(Interface dataset entries)
---

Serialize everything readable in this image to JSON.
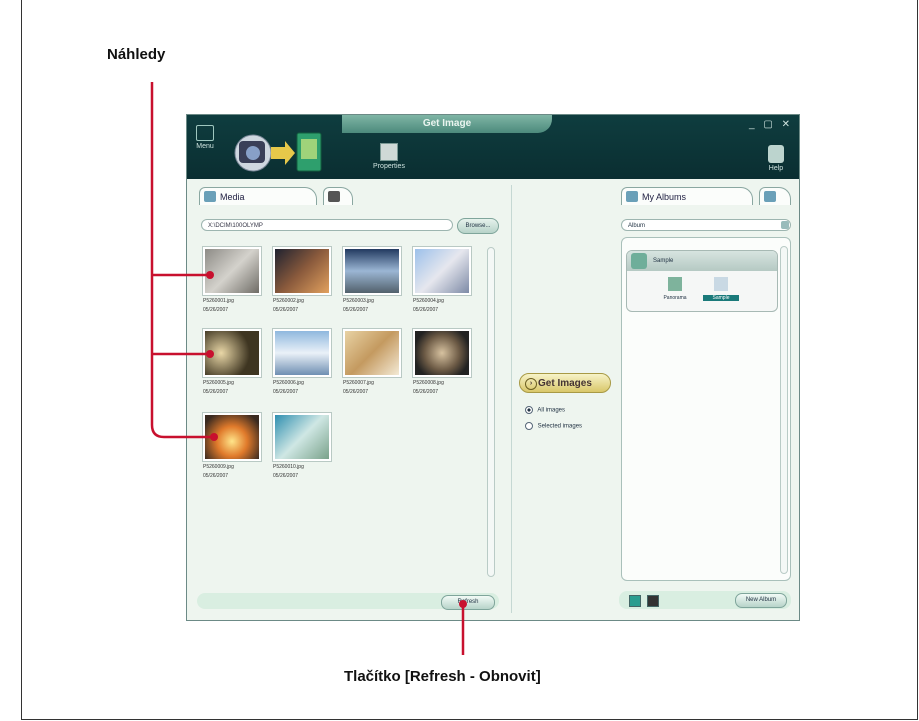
{
  "callouts": {
    "thumbnails": "Náhledy",
    "refresh_button": "Tlačítko [Refresh - Obnovit]"
  },
  "window": {
    "title": "Get Image",
    "controls": "_ ▢ ✕",
    "menu_label": "Menu",
    "properties_label": "Properties",
    "help_label": "Help"
  },
  "left_panel": {
    "tabs": [
      "Media",
      ""
    ],
    "path": "X:\\DCIM\\100OLYMP",
    "browse_label": "Browse...",
    "refresh_label": "Refresh",
    "thumbnails": [
      {
        "file": "P5260001.jpg",
        "date": "05/26/2007"
      },
      {
        "file": "P5260002.jpg",
        "date": "05/26/2007"
      },
      {
        "file": "P5260003.jpg",
        "date": "05/26/2007"
      },
      {
        "file": "P5260004.jpg",
        "date": "05/26/2007"
      },
      {
        "file": "P5260005.jpg",
        "date": "05/26/2007"
      },
      {
        "file": "P5260006.jpg",
        "date": "05/26/2007"
      },
      {
        "file": "P5260007.jpg",
        "date": "05/26/2007"
      },
      {
        "file": "P5260008.jpg",
        "date": "05/26/2007"
      },
      {
        "file": "P5260009.jpg",
        "date": "05/26/2007"
      },
      {
        "file": "P5260010.jpg",
        "date": "05/26/2007"
      }
    ]
  },
  "center": {
    "get_images_label": "Get Images",
    "options": [
      "All images",
      "Selected images"
    ],
    "selected_option": "All images"
  },
  "right_panel": {
    "tabs": [
      "My Albums",
      ""
    ],
    "album_select_value": "Album",
    "album_card_title": "Sample",
    "album_items": [
      "Panorama",
      "Sample"
    ],
    "new_album_label": "New Album"
  },
  "colors": {
    "accent_red": "#c8102e",
    "title_bar": "#0f3d3f",
    "panel_bg": "#eef5ef"
  }
}
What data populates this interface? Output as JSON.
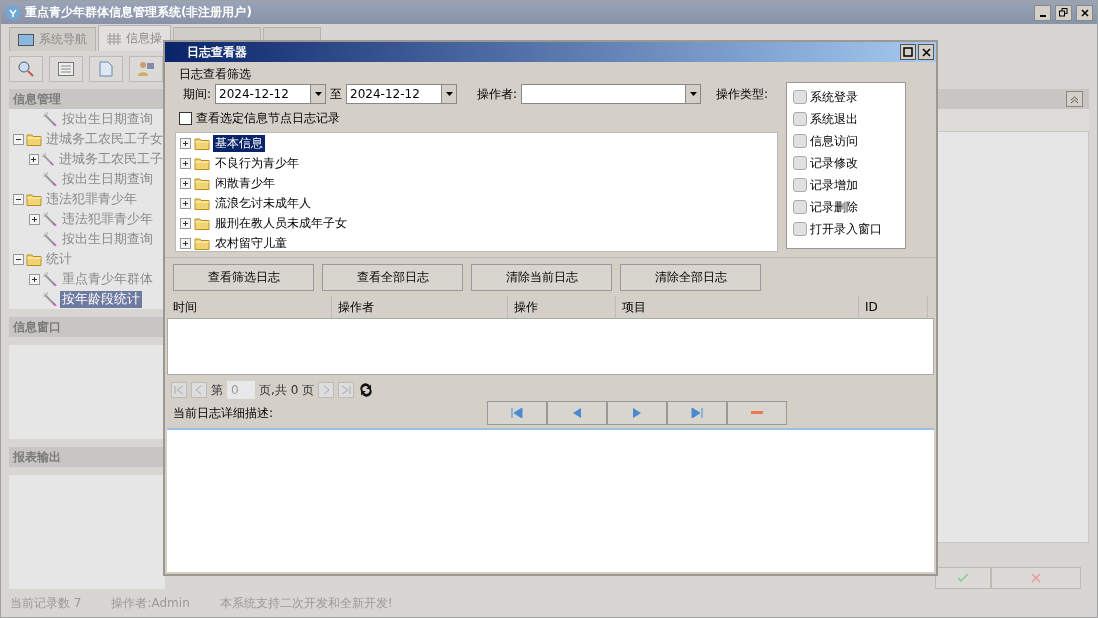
{
  "window": {
    "title": "重点青少年群体信息管理系统(非注册用户)"
  },
  "tabs": [
    {
      "label": "系统导航",
      "selected": false
    },
    {
      "label": "信息操",
      "selected": true
    }
  ],
  "info_management": {
    "title": "信息管理",
    "tree": [
      {
        "kind": "tail",
        "children": [
          {
            "kind": "leaf",
            "label": "按出生日期查询",
            "selected": false
          }
        ]
      },
      {
        "kind": "folder",
        "label": "进城务工农民工子女",
        "expanded": true,
        "selected": false,
        "children": [
          {
            "kind": "query",
            "label": "进城务工农民工子",
            "expanded": false,
            "selected": false
          },
          {
            "kind": "leaf",
            "label": "按出生日期查询",
            "selected": false
          }
        ]
      },
      {
        "kind": "folder",
        "label": "违法犯罪青少年",
        "expanded": true,
        "selected": false,
        "children": [
          {
            "kind": "query",
            "label": "违法犯罪青少年",
            "expanded": false,
            "selected": false
          },
          {
            "kind": "leaf",
            "label": "按出生日期查询",
            "selected": false
          }
        ]
      },
      {
        "kind": "folder",
        "label": "统计",
        "expanded": true,
        "selected": false,
        "children": [
          {
            "kind": "query",
            "label": "重点青少年群体",
            "expanded": false,
            "selected": false
          },
          {
            "kind": "leaf",
            "label": "按年龄段统计",
            "selected": true
          }
        ]
      }
    ]
  },
  "info_window": {
    "title": "信息窗口"
  },
  "report_output": {
    "title": "报表输出"
  },
  "status_bar": [
    "当前记录数 7",
    "操作者:Admin",
    "本系统支持二次开发和全新开发!"
  ],
  "log_viewer": {
    "title": "日志查看器",
    "filter_title": "日志查看筛选",
    "period_label": "期间:",
    "date_from": "2024-12-12",
    "to_label": "至",
    "date_to": "2024-12-12",
    "operator_label": "操作者:",
    "operation_type_label": "操作类型:",
    "operation_types": [
      {
        "label": "系统登录",
        "checked": false
      },
      {
        "label": "系统退出",
        "checked": false
      },
      {
        "label": "信息访问",
        "checked": false
      },
      {
        "label": "记录修改",
        "checked": false
      },
      {
        "label": "记录增加",
        "checked": false
      },
      {
        "label": "记录删除",
        "checked": false
      },
      {
        "label": "打开录入窗口",
        "checked": false
      }
    ],
    "node_filter": {
      "label": "查看选定信息节点日志记录",
      "checked": false
    },
    "tree": [
      {
        "label": "基本信息",
        "selected": true
      },
      {
        "label": "不良行为青少年",
        "selected": false
      },
      {
        "label": "闲散青少年",
        "selected": false
      },
      {
        "label": "流浪乞讨未成年人",
        "selected": false
      },
      {
        "label": "服刑在教人员未成年子女",
        "selected": false
      },
      {
        "label": "农村留守儿童",
        "selected": false
      }
    ],
    "buttons": [
      "查看筛选日志",
      "查看全部日志",
      "清除当前日志",
      "清除全部日志"
    ],
    "table": {
      "columns": [
        "时间",
        "操作者",
        "操作",
        "项目",
        "ID"
      ]
    },
    "pager": {
      "page_label": "第",
      "page": "0",
      "total": "页,共 0 页"
    },
    "detail_label": "当前日志详细描述:"
  }
}
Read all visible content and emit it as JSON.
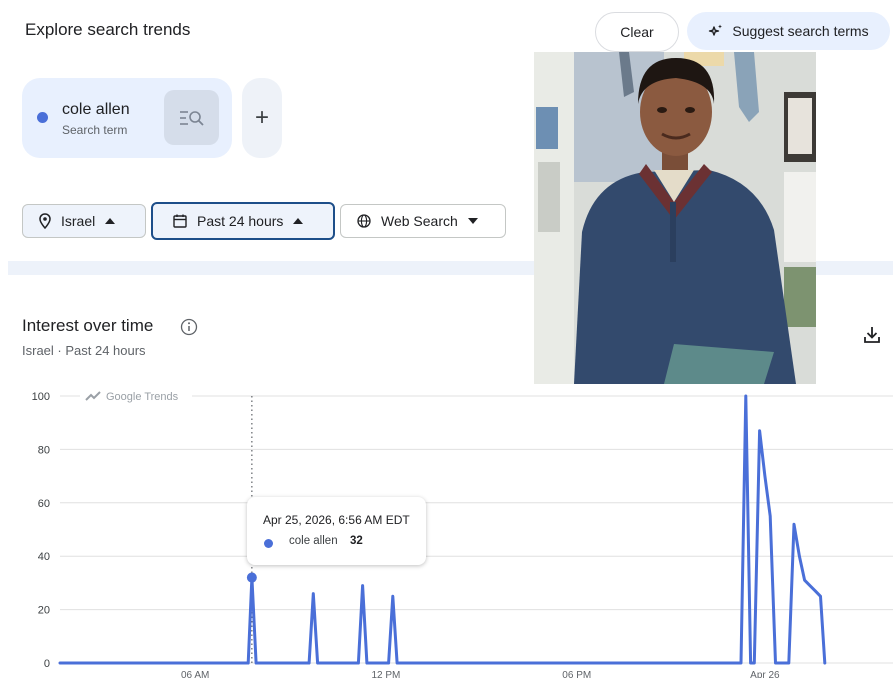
{
  "header": {
    "title": "Explore search trends",
    "clear_label": "Clear",
    "suggest_label": "Suggest search terms"
  },
  "term": {
    "name": "cole allen",
    "subtitle": "Search term",
    "color": "#4a6fd8"
  },
  "filters": {
    "location": "Israel",
    "time_range": "Past 24 hours",
    "property": "Web Search"
  },
  "section": {
    "title": "Interest over time",
    "subtitle": "Israel · Past 24 hours"
  },
  "watermark": "Google Trends",
  "tooltip": {
    "date": "Apr 25, 2026, 6:56 AM EDT",
    "series": "cole allen",
    "value": "32"
  },
  "colors": {
    "line": "#4a6fd8",
    "accent_bg": "#e8f0fe",
    "selected_border": "#1d4e89"
  },
  "chart_data": {
    "type": "line",
    "y_ticks": [
      "100",
      "80",
      "60",
      "40",
      "20",
      "0"
    ],
    "x_ticks": [
      "06 AM",
      "12 PM",
      "06 PM",
      "Apr 26"
    ],
    "ylim": [
      0,
      100
    ],
    "grid": true,
    "hover_point": {
      "x": "6:56 AM",
      "y": 32
    },
    "series": [
      {
        "name": "cole allen",
        "points": [
          [
            0,
            0
          ],
          [
            35.5,
            0
          ],
          [
            36.2,
            32
          ],
          [
            37,
            0
          ],
          [
            47,
            0
          ],
          [
            47.8,
            26
          ],
          [
            48.6,
            0
          ],
          [
            56.3,
            0
          ],
          [
            57.1,
            29
          ],
          [
            57.9,
            0
          ],
          [
            62,
            0
          ],
          [
            62.8,
            25
          ],
          [
            63.6,
            0
          ],
          [
            128.5,
            0
          ],
          [
            129.4,
            100
          ],
          [
            130.3,
            0
          ],
          [
            131,
            0
          ],
          [
            132,
            87
          ],
          [
            133,
            70
          ],
          [
            134,
            55
          ],
          [
            135,
            0
          ],
          [
            137.5,
            0
          ],
          [
            138.5,
            52
          ],
          [
            139.5,
            40
          ],
          [
            140.5,
            31
          ],
          [
            141.5,
            29
          ],
          [
            142.5,
            27
          ],
          [
            143.5,
            25
          ],
          [
            144.3,
            0
          ]
        ]
      }
    ]
  },
  "icons": [
    "location-pin-icon",
    "calendar-icon",
    "globe-icon",
    "caret-up-icon",
    "caret-down-icon",
    "info-icon",
    "download-icon",
    "sparkle-icon",
    "search-list-icon",
    "plus-icon",
    "trends-logo-icon"
  ]
}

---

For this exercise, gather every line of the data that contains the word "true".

      "selected": true
        "expanded": true,
        "expanded": true,
        "expanded": true,
            "selected": true
        "selected": true
    "grid": true,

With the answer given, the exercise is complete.